╔══
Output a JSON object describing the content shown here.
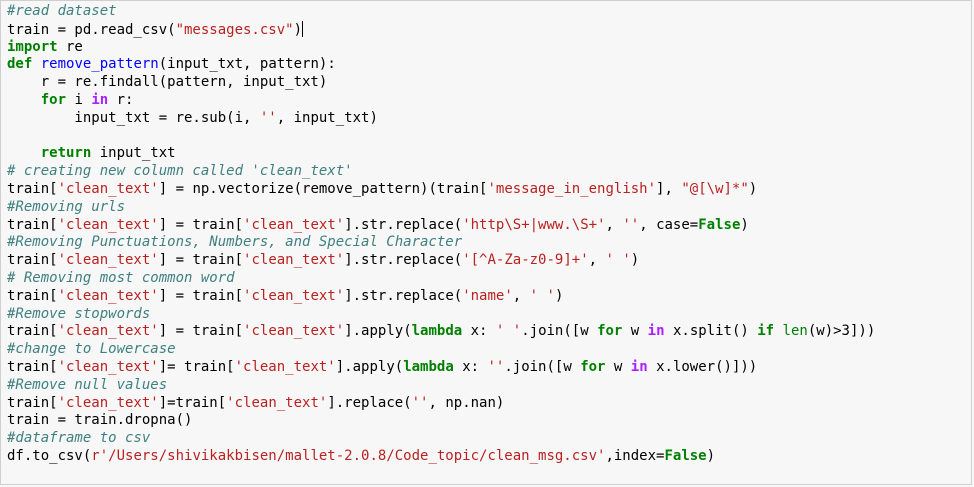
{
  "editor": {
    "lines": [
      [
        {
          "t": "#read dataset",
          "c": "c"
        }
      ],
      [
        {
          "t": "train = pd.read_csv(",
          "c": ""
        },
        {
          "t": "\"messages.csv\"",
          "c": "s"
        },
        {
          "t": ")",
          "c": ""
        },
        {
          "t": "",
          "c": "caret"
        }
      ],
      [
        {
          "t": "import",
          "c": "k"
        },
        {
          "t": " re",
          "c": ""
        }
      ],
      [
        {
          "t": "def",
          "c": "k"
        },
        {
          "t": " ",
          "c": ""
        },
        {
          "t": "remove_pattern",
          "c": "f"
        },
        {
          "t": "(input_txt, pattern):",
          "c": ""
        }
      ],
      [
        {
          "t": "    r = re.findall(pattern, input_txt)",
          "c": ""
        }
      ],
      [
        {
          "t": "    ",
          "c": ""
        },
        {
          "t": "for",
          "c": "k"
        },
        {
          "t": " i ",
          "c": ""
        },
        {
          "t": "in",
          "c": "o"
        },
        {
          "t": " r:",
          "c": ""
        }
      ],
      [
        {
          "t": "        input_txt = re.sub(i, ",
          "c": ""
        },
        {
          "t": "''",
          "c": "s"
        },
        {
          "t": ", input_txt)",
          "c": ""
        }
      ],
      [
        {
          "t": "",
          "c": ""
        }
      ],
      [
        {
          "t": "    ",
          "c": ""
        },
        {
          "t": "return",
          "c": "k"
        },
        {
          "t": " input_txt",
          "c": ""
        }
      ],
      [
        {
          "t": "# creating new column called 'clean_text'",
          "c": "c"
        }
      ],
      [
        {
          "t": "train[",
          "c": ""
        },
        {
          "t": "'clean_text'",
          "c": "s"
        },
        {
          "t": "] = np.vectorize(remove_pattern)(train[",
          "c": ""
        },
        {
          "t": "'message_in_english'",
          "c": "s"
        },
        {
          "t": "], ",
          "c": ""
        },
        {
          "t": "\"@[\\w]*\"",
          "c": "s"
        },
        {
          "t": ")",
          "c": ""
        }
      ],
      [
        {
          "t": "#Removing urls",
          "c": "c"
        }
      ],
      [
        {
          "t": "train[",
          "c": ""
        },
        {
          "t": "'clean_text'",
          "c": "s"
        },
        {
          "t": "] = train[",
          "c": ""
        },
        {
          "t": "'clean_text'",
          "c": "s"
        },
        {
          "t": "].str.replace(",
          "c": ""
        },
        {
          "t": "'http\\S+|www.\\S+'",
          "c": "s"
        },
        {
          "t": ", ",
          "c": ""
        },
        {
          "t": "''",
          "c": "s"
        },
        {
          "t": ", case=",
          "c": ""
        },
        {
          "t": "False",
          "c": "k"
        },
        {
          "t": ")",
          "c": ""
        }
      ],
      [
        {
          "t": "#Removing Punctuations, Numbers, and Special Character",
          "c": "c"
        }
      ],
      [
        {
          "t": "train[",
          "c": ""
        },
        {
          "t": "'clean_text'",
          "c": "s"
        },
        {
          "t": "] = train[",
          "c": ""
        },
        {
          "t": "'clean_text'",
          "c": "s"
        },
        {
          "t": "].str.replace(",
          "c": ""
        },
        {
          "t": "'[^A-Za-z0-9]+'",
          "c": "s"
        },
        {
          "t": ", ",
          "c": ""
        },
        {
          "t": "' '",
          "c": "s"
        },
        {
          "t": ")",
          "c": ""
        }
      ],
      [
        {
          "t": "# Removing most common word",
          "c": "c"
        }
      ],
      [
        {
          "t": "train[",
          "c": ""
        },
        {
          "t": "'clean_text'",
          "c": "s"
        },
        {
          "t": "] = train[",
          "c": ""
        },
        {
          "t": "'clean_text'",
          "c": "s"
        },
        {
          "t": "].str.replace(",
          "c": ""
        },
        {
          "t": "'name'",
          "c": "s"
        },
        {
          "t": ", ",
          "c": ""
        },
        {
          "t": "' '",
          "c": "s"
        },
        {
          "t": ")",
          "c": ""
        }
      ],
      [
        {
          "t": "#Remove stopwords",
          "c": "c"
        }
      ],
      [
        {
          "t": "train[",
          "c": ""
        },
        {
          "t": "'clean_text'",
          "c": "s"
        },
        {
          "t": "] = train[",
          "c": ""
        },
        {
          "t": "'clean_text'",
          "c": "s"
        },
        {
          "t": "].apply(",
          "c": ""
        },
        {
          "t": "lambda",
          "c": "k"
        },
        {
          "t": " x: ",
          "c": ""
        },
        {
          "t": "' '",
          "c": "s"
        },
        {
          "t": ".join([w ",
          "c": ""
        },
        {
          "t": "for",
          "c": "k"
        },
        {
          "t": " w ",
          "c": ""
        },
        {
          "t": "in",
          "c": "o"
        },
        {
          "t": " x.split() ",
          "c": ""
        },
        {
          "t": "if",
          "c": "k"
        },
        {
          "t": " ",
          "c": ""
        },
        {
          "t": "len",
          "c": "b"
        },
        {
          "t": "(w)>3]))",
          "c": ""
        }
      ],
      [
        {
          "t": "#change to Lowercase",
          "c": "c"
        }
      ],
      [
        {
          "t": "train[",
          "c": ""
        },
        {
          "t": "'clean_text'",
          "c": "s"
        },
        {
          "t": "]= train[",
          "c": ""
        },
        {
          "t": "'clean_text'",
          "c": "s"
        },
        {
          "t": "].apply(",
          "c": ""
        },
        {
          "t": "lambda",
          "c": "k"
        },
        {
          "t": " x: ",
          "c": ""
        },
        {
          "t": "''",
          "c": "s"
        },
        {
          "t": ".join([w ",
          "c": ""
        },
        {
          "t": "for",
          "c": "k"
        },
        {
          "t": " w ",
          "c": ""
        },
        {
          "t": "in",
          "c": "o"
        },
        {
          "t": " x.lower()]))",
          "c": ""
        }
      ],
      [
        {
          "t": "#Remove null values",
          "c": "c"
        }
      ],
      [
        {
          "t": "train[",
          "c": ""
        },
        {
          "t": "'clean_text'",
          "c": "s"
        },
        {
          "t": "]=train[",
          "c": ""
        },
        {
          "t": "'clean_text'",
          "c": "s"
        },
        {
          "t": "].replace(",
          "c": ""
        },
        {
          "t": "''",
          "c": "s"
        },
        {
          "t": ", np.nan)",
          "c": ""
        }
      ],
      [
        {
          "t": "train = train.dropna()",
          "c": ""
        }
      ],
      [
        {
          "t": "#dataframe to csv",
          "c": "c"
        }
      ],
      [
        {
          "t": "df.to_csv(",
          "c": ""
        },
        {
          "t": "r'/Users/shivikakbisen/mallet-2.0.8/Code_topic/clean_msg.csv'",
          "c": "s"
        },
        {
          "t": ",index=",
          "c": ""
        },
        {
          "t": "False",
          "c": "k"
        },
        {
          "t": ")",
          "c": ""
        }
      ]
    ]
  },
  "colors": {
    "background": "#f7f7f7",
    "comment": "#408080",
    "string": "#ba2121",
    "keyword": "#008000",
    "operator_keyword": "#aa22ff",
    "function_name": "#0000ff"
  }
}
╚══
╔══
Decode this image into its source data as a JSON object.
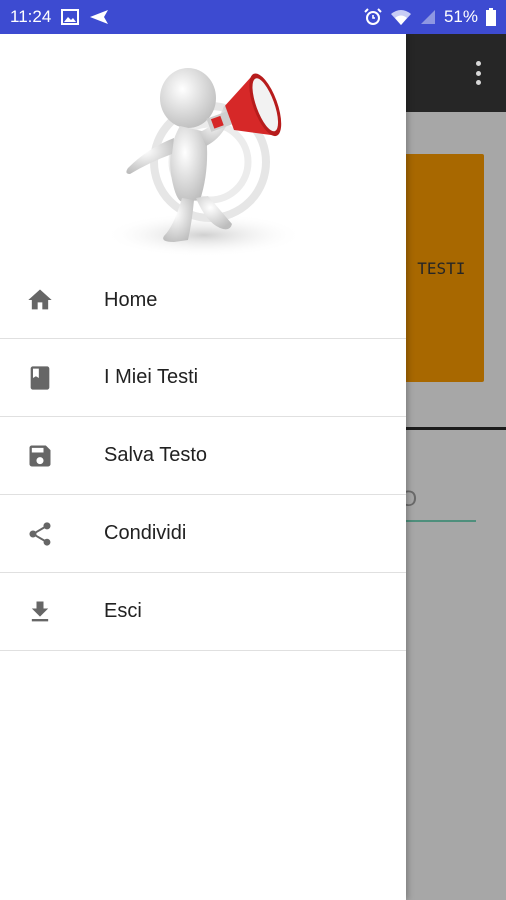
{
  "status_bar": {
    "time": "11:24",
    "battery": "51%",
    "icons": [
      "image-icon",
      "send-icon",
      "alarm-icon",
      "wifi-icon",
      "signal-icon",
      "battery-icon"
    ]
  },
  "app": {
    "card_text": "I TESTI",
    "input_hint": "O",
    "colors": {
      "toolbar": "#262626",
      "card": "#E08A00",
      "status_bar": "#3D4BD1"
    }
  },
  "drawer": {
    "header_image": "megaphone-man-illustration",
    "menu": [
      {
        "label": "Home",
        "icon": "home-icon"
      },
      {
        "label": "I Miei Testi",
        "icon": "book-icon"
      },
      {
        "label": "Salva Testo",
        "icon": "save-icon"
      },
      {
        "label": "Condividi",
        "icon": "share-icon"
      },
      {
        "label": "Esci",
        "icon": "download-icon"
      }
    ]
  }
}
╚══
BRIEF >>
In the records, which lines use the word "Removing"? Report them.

ANSWER SPACE >>
          "t": "#Removing urls",
          "t": "#Removing Punctuations, Numbers, and Special Character",
          "t": "# Removing most common word",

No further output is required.